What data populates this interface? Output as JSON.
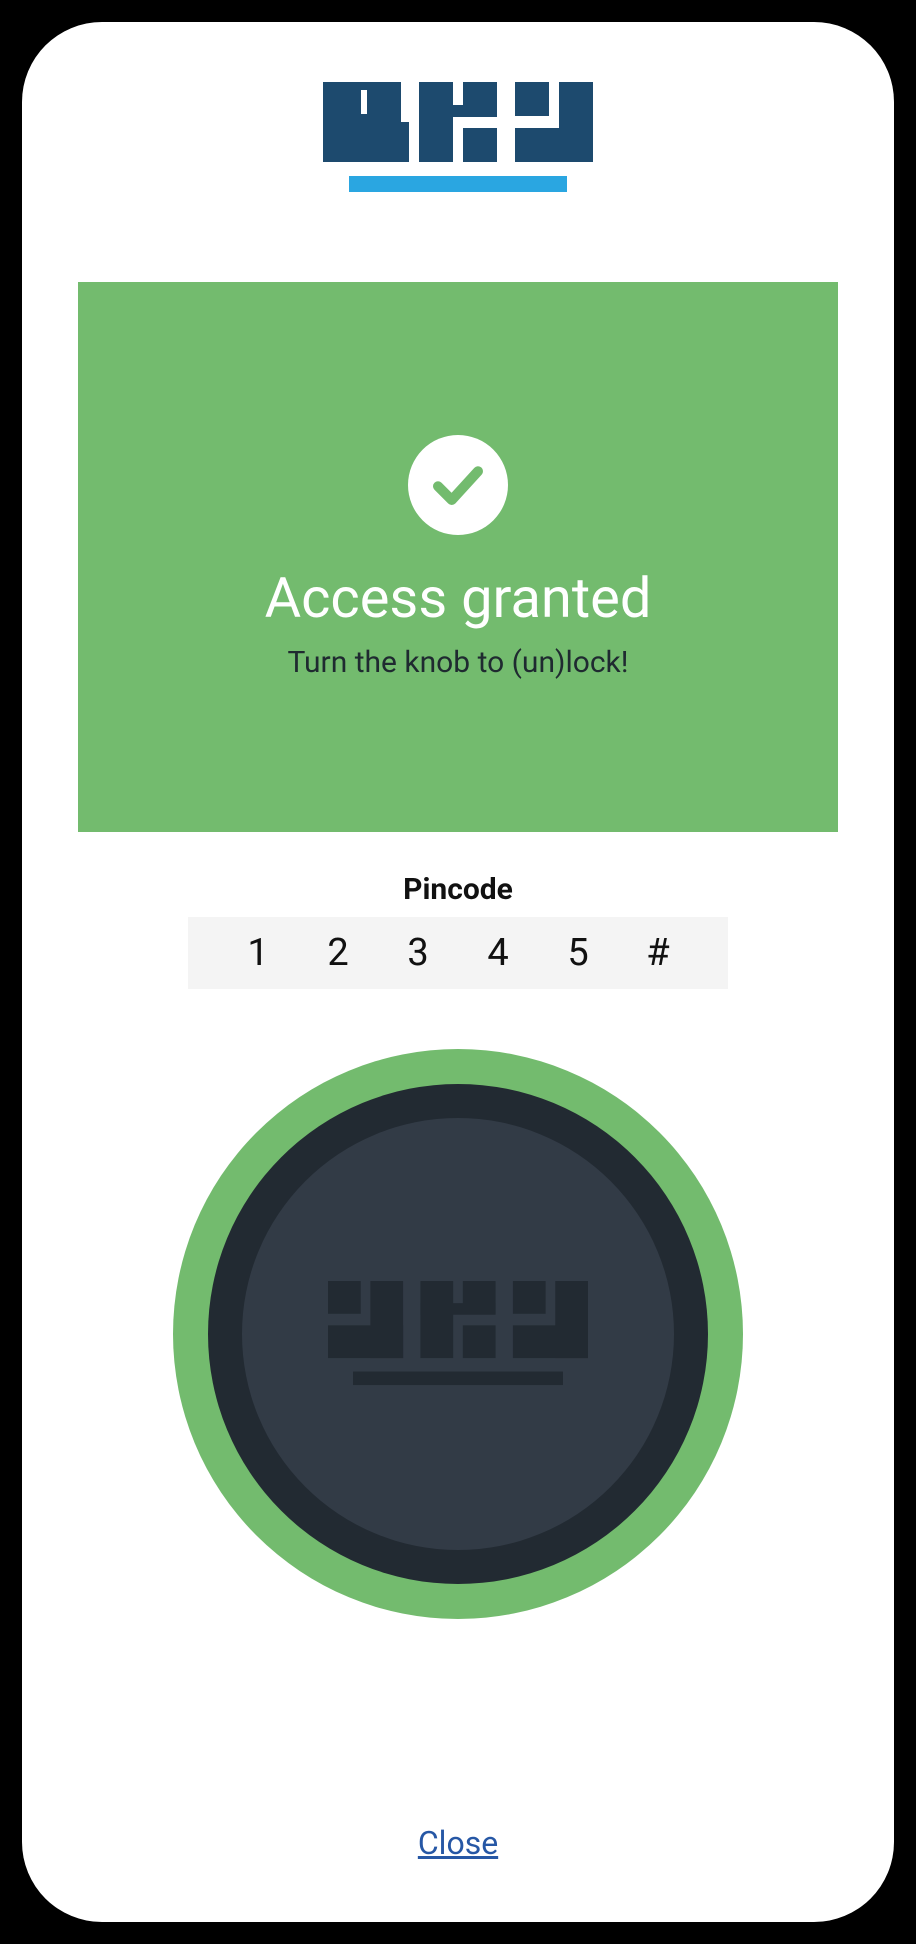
{
  "brand": "sbs",
  "colors": {
    "brand_dark": "#1d4a6e",
    "brand_light": "#2aa6e1",
    "success": "#73bb6e",
    "knob_outer": "#222a32",
    "knob_inner": "#323b46",
    "link": "#2657a5"
  },
  "status": {
    "icon": "check-icon",
    "title": "Access granted",
    "subtitle": "Turn the knob to (un)lock!"
  },
  "pincode": {
    "label": "Pincode",
    "digits": [
      "1",
      "2",
      "3",
      "4",
      "5",
      "#"
    ]
  },
  "knob": {
    "label": "sbs"
  },
  "actions": {
    "close": "Close"
  }
}
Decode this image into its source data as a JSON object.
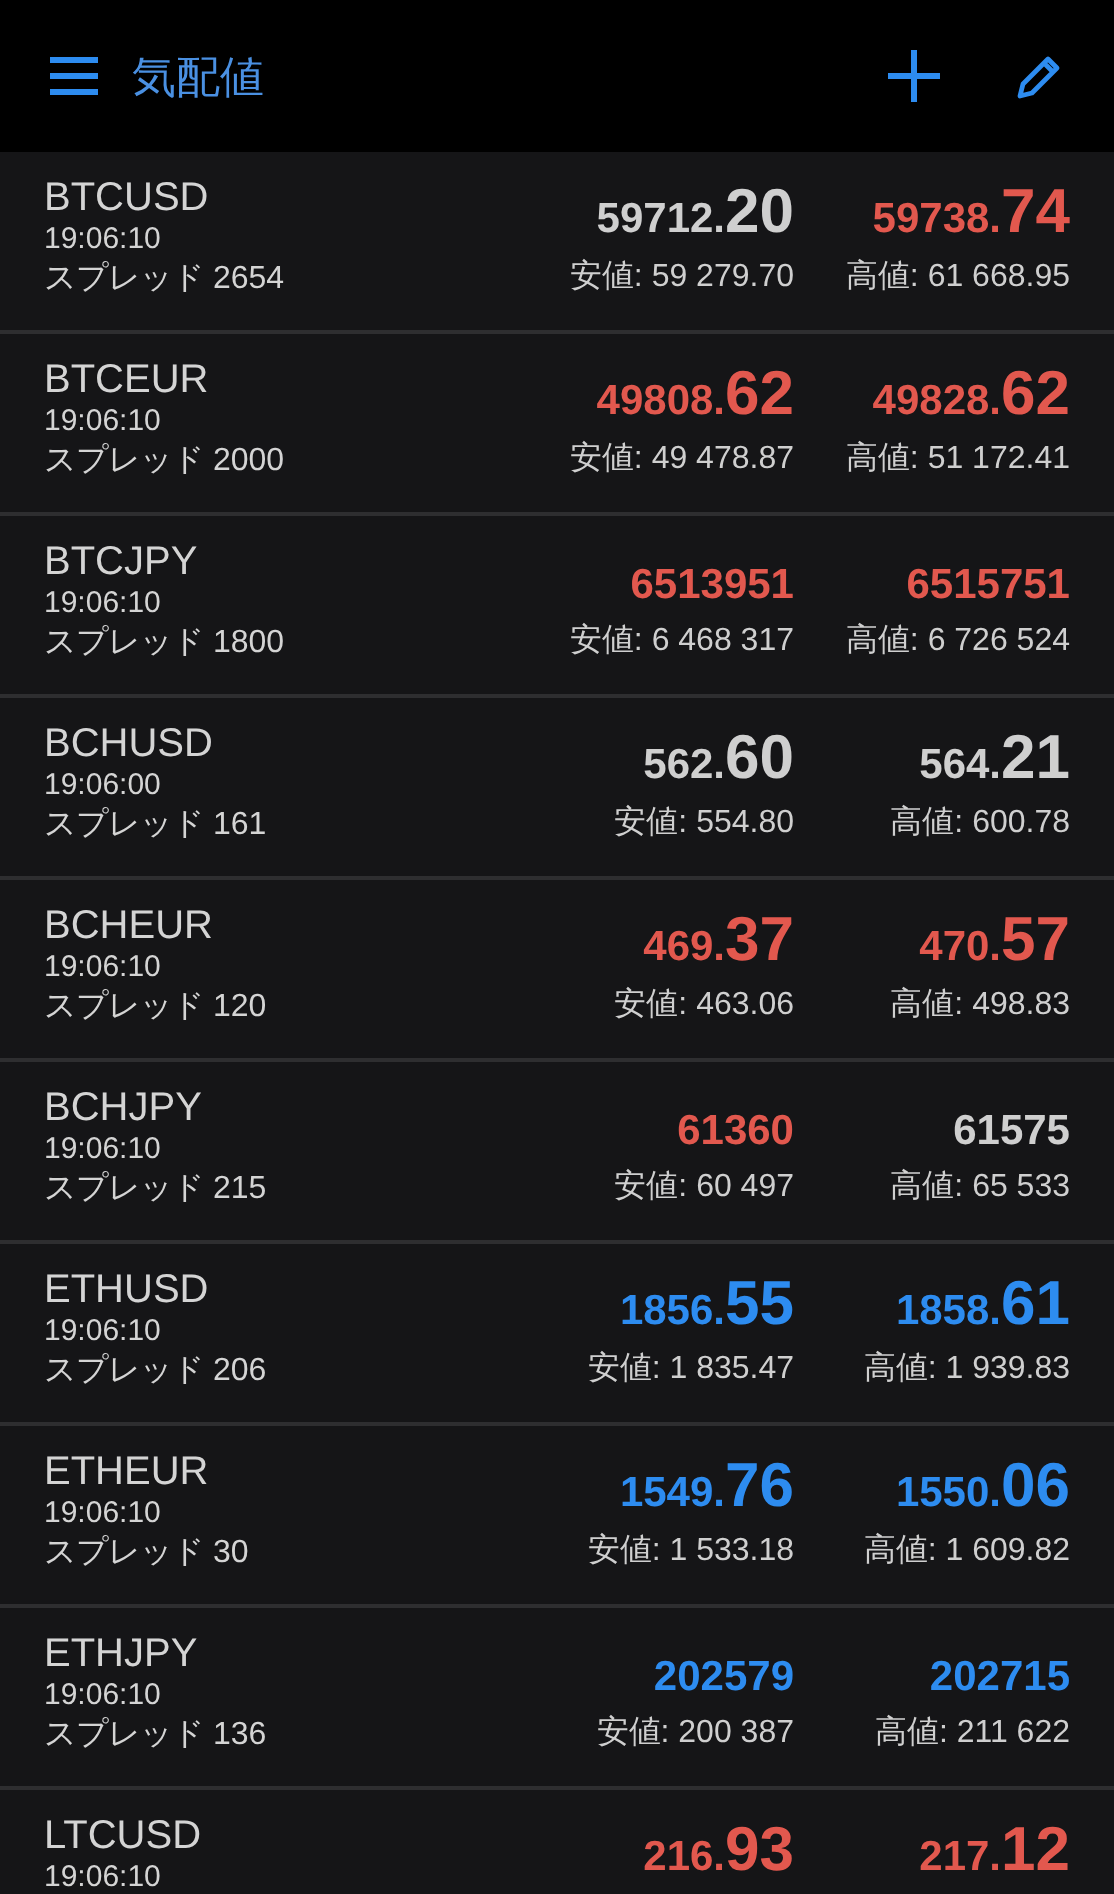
{
  "header": {
    "title": "気配値"
  },
  "quotes": [
    {
      "symbol": "BTCUSD",
      "time": "19:06:10",
      "spread": "スプレッド 2654",
      "bid": {
        "main": "59712.",
        "big": "20",
        "color": "#cfcfcf"
      },
      "ask": {
        "main": "59738.",
        "big": "74",
        "color": "#e2584e"
      },
      "low": "安値: 59 279.70",
      "high": "高値: 61 668.95"
    },
    {
      "symbol": "BTCEUR",
      "time": "19:06:10",
      "spread": "スプレッド 2000",
      "bid": {
        "main": "49808.",
        "big": "62",
        "color": "#e2584e"
      },
      "ask": {
        "main": "49828.",
        "big": "62",
        "color": "#e2584e"
      },
      "low": "安値: 49 478.87",
      "high": "高値: 51 172.41"
    },
    {
      "symbol": "BTCJPY",
      "time": "19:06:10",
      "spread": "スプレッド 1800",
      "bid": {
        "main": "6513951",
        "color": "#e2584e"
      },
      "ask": {
        "main": "6515751",
        "color": "#e2584e"
      },
      "low": "安値: 6 468 317",
      "high": "高値: 6 726 524"
    },
    {
      "symbol": "BCHUSD",
      "time": "19:06:00",
      "spread": "スプレッド 161",
      "bid": {
        "main": "562.",
        "big": "60",
        "color": "#cfcfcf"
      },
      "ask": {
        "main": "564.",
        "big": "21",
        "color": "#cfcfcf"
      },
      "low": "安値: 554.80",
      "high": "高値: 600.78"
    },
    {
      "symbol": "BCHEUR",
      "time": "19:06:10",
      "spread": "スプレッド 120",
      "bid": {
        "main": "469.",
        "big": "37",
        "color": "#e2584e"
      },
      "ask": {
        "main": "470.",
        "big": "57",
        "color": "#e2584e"
      },
      "low": "安値: 463.06",
      "high": "高値: 498.83"
    },
    {
      "symbol": "BCHJPY",
      "time": "19:06:10",
      "spread": "スプレッド 215",
      "bid": {
        "main": "61360",
        "color": "#e2584e"
      },
      "ask": {
        "main": "61575",
        "color": "#cfcfcf"
      },
      "low": "安値: 60 497",
      "high": "高値: 65 533"
    },
    {
      "symbol": "ETHUSD",
      "time": "19:06:10",
      "spread": "スプレッド 206",
      "bid": {
        "main": "1856.",
        "big": "55",
        "color": "#2d8cf0"
      },
      "ask": {
        "main": "1858.",
        "big": "61",
        "color": "#2d8cf0"
      },
      "low": "安値: 1 835.47",
      "high": "高値: 1 939.83"
    },
    {
      "symbol": "ETHEUR",
      "time": "19:06:10",
      "spread": "スプレッド 30",
      "bid": {
        "main": "1549.",
        "big": "76",
        "color": "#2d8cf0"
      },
      "ask": {
        "main": "1550.",
        "big": "06",
        "color": "#2d8cf0"
      },
      "low": "安値: 1 533.18",
      "high": "高値: 1 609.82"
    },
    {
      "symbol": "ETHJPY",
      "time": "19:06:10",
      "spread": "スプレッド 136",
      "bid": {
        "main": "202579",
        "color": "#2d8cf0"
      },
      "ask": {
        "main": "202715",
        "color": "#2d8cf0"
      },
      "low": "安値: 200 387",
      "high": "高値: 211 622"
    },
    {
      "symbol": "LTCUSD",
      "time": "19:06:10",
      "bid": {
        "main": "216.",
        "big": "93",
        "color": "#e2584e"
      },
      "ask": {
        "main": "217.",
        "big": "12",
        "color": "#e2584e"
      }
    }
  ]
}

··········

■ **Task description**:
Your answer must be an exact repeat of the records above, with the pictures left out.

■ **Written reply**:
What data populates this interface? Output as JSON.
{
  "brand": "sbs",
  "colors": {
    "brand_dark": "#1d4a6e",
    "brand_light": "#2aa6e1",
    "success": "#73bb6e",
    "knob_outer": "#222a32",
    "knob_inner": "#323b46",
    "link": "#2657a5"
  },
  "status": {
    "icon": "check-icon",
    "title": "Access granted",
    "subtitle": "Turn the knob to (un)lock!"
  },
  "pincode": {
    "label": "Pincode",
    "digits": [
      "1",
      "2",
      "3",
      "4",
      "5",
      "#"
    ]
  },
  "knob": {
    "label": "sbs"
  },
  "actions": {
    "close": "Close"
  }
}
Decode this image into its source data as a JSON object.
{
  "header": {
    "title": "気配値"
  },
  "quotes": [
    {
      "symbol": "BTCUSD",
      "time": "19:06:10",
      "spread": "スプレッド 2654",
      "bid": {
        "main": "59712.",
        "big": "20",
        "color": "#cfcfcf"
      },
      "ask": {
        "main": "59738.",
        "big": "74",
        "color": "#e2584e"
      },
      "low": "安値: 59 279.70",
      "high": "高値: 61 668.95"
    },
    {
      "symbol": "BTCEUR",
      "time": "19:06:10",
      "spread": "スプレッド 2000",
      "bid": {
        "main": "49808.",
        "big": "62",
        "color": "#e2584e"
      },
      "ask": {
        "main": "49828.",
        "big": "62",
        "color": "#e2584e"
      },
      "low": "安値: 49 478.87",
      "high": "高値: 51 172.41"
    },
    {
      "symbol": "BTCJPY",
      "time": "19:06:10",
      "spread": "スプレッド 1800",
      "bid": {
        "main": "6513951",
        "color": "#e2584e"
      },
      "ask": {
        "main": "6515751",
        "color": "#e2584e"
      },
      "low": "安値: 6 468 317",
      "high": "高値: 6 726 524"
    },
    {
      "symbol": "BCHUSD",
      "time": "19:06:00",
      "spread": "スプレッド 161",
      "bid": {
        "main": "562.",
        "big": "60",
        "color": "#cfcfcf"
      },
      "ask": {
        "main": "564.",
        "big": "21",
        "color": "#cfcfcf"
      },
      "low": "安値: 554.80",
      "high": "高値: 600.78"
    },
    {
      "symbol": "BCHEUR",
      "time": "19:06:10",
      "spread": "スプレッド 120",
      "bid": {
        "main": "469.",
        "big": "37",
        "color": "#e2584e"
      },
      "ask": {
        "main": "470.",
        "big": "57",
        "color": "#e2584e"
      },
      "low": "安値: 463.06",
      "high": "高値: 498.83"
    },
    {
      "symbol": "BCHJPY",
      "time": "19:06:10",
      "spread": "スプレッド 215",
      "bid": {
        "main": "61360",
        "color": "#e2584e"
      },
      "ask": {
        "main": "61575",
        "color": "#cfcfcf"
      },
      "low": "安値: 60 497",
      "high": "高値: 65 533"
    },
    {
      "symbol": "ETHUSD",
      "time": "19:06:10",
      "spread": "スプレッド 206",
      "bid": {
        "main": "1856.",
        "big": "55",
        "color": "#2d8cf0"
      },
      "ask": {
        "main": "1858.",
        "big": "61",
        "color": "#2d8cf0"
      },
      "low": "安値: 1 835.47",
      "high": "高値: 1 939.83"
    },
    {
      "symbol": "ETHEUR",
      "time": "19:06:10",
      "spread": "スプレッド 30",
      "bid": {
        "main": "1549.",
        "big": "76",
        "color": "#2d8cf0"
      },
      "ask": {
        "main": "1550.",
        "big": "06",
        "color": "#2d8cf0"
      },
      "low": "安値: 1 533.18",
      "high": "高値: 1 609.82"
    },
    {
      "symbol": "ETHJPY",
      "time": "19:06:10",
      "spread": "スプレッド 136",
      "bid": {
        "main": "202579",
        "color": "#2d8cf0"
      },
      "ask": {
        "main": "202715",
        "color": "#2d8cf0"
      },
      "low": "安値: 200 387",
      "high": "高値: 211 622"
    },
    {
      "symbol": "LTCUSD",
      "time": "19:06:10",
      "bid": {
        "main": "216.",
        "big": "93",
        "color": "#e2584e"
      },
      "ask": {
        "main": "217.",
        "big": "12",
        "color": "#e2584e"
      }
    }
  ]
}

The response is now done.